WHAT YOU WILL DO >>
Every line of the listing should be repeated exactly.

INPUT FOR THIS TASK >>
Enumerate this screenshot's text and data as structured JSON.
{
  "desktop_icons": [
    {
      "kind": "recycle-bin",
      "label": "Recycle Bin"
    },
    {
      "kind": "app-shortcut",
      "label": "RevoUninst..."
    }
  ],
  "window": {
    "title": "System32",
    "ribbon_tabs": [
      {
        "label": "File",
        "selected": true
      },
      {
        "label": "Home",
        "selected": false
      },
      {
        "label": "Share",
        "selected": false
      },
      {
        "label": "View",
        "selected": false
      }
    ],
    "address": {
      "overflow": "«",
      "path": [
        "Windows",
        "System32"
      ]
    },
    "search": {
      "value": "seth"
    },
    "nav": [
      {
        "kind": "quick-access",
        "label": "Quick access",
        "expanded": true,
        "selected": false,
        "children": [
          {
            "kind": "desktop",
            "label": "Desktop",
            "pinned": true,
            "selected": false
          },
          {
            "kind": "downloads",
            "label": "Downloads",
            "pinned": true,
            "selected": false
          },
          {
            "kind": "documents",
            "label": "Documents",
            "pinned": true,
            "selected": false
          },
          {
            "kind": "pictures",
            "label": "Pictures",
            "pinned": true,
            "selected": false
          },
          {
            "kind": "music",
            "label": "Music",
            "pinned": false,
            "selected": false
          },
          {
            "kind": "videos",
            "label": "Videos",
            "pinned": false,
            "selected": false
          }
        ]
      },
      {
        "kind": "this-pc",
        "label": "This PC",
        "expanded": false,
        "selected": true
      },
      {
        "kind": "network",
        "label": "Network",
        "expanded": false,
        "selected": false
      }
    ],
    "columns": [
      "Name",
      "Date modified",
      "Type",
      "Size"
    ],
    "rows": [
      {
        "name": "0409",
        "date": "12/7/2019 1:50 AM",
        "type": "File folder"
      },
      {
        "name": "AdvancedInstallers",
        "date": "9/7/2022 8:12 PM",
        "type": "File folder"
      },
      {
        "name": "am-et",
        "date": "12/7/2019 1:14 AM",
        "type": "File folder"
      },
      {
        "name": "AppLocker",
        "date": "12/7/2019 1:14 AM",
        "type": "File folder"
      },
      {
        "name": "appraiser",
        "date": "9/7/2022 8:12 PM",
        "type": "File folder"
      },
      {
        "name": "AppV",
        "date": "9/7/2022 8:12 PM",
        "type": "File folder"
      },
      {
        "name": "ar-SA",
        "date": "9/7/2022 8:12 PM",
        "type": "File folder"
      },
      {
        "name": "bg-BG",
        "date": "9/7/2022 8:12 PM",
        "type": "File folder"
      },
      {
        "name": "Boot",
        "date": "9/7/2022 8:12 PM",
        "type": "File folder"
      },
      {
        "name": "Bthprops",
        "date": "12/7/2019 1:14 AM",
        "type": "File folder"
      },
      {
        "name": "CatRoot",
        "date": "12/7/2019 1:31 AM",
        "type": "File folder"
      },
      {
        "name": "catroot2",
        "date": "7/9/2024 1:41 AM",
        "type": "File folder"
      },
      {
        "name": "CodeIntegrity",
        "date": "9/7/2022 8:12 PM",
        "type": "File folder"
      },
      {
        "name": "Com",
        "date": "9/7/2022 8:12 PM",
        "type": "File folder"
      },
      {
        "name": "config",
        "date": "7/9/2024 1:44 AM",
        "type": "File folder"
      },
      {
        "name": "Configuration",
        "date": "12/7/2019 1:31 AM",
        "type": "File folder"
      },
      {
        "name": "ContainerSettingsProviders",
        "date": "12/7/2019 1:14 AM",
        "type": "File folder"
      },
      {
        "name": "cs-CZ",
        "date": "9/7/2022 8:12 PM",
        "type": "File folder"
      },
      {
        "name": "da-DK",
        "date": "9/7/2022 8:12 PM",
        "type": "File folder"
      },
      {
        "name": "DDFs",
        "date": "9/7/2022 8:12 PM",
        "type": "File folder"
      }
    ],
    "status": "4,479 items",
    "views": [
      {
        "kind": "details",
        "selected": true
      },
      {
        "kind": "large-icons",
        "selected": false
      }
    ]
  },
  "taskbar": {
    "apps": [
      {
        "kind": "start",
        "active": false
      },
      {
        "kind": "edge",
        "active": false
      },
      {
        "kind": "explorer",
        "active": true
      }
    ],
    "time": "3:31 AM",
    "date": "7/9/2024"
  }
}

SOLUTION >>
Enumerate this screenshot's text and data as structured JSON.
{
  "desktop_icons": [
    {
      "kind": "recycle-bin",
      "label": "Recycle Bin"
    },
    {
      "kind": "app-shortcut",
      "label": "RevoUninst..."
    }
  ],
  "window": {
    "title": "System32",
    "ribbon_tabs": [
      {
        "label": "File",
        "selected": true
      },
      {
        "label": "Home",
        "selected": false
      },
      {
        "label": "Share",
        "selected": false
      },
      {
        "label": "View",
        "selected": false
      }
    ],
    "address": {
      "overflow": "«",
      "path": [
        "Windows",
        "System32"
      ]
    },
    "search": {
      "value": "seth"
    },
    "nav": [
      {
        "kind": "quick-access",
        "label": "Quick access",
        "expanded": true,
        "selected": false,
        "children": [
          {
            "kind": "desktop",
            "label": "Desktop",
            "pinned": true,
            "selected": false
          },
          {
            "kind": "downloads",
            "label": "Downloads",
            "pinned": true,
            "selected": false
          },
          {
            "kind": "documents",
            "label": "Documents",
            "pinned": true,
            "selected": false
          },
          {
            "kind": "pictures",
            "label": "Pictures",
            "pinned": true,
            "selected": false
          },
          {
            "kind": "music",
            "label": "Music",
            "pinned": false,
            "selected": false
          },
          {
            "kind": "videos",
            "label": "Videos",
            "pinned": false,
            "selected": false
          }
        ]
      },
      {
        "kind": "this-pc",
        "label": "This PC",
        "expanded": false,
        "selected": true
      },
      {
        "kind": "network",
        "label": "Network",
        "expanded": false,
        "selected": false
      }
    ],
    "columns": [
      "Name",
      "Date modified",
      "Type",
      "Size"
    ],
    "rows": [
      {
        "name": "0409",
        "date": "12/7/2019 1:50 AM",
        "type": "File folder"
      },
      {
        "name": "AdvancedInstallers",
        "date": "9/7/2022 8:12 PM",
        "type": "File folder"
      },
      {
        "name": "am-et",
        "date": "12/7/2019 1:14 AM",
        "type": "File folder"
      },
      {
        "name": "AppLocker",
        "date": "12/7/2019 1:14 AM",
        "type": "File folder"
      },
      {
        "name": "appraiser",
        "date": "9/7/2022 8:12 PM",
        "type": "File folder"
      },
      {
        "name": "AppV",
        "date": "9/7/2022 8:12 PM",
        "type": "File folder"
      },
      {
        "name": "ar-SA",
        "date": "9/7/2022 8:12 PM",
        "type": "File folder"
      },
      {
        "name": "bg-BG",
        "date": "9/7/2022 8:12 PM",
        "type": "File folder"
      },
      {
        "name": "Boot",
        "date": "9/7/2022 8:12 PM",
        "type": "File folder"
      },
      {
        "name": "Bthprops",
        "date": "12/7/2019 1:14 AM",
        "type": "File folder"
      },
      {
        "name": "CatRoot",
        "date": "12/7/2019 1:31 AM",
        "type": "File folder"
      },
      {
        "name": "catroot2",
        "date": "7/9/2024 1:41 AM",
        "type": "File folder"
      },
      {
        "name": "CodeIntegrity",
        "date": "9/7/2022 8:12 PM",
        "type": "File folder"
      },
      {
        "name": "Com",
        "date": "9/7/2022 8:12 PM",
        "type": "File folder"
      },
      {
        "name": "config",
        "date": "7/9/2024 1:44 AM",
        "type": "File folder"
      },
      {
        "name": "Configuration",
        "date": "12/7/2019 1:31 AM",
        "type": "File folder"
      },
      {
        "name": "ContainerSettingsProviders",
        "date": "12/7/2019 1:14 AM",
        "type": "File folder"
      },
      {
        "name": "cs-CZ",
        "date": "9/7/2022 8:12 PM",
        "type": "File folder"
      },
      {
        "name": "da-DK",
        "date": "9/7/2022 8:12 PM",
        "type": "File folder"
      },
      {
        "name": "DDFs",
        "date": "9/7/2022 8:12 PM",
        "type": "File folder"
      }
    ],
    "status": "4,479 items",
    "views": [
      {
        "kind": "details",
        "selected": true
      },
      {
        "kind": "large-icons",
        "selected": false
      }
    ]
  },
  "taskbar": {
    "apps": [
      {
        "kind": "start",
        "active": false
      },
      {
        "kind": "edge",
        "active": false
      },
      {
        "kind": "explorer",
        "active": true
      }
    ],
    "time": "3:31 AM",
    "date": "7/9/2024"
  }
}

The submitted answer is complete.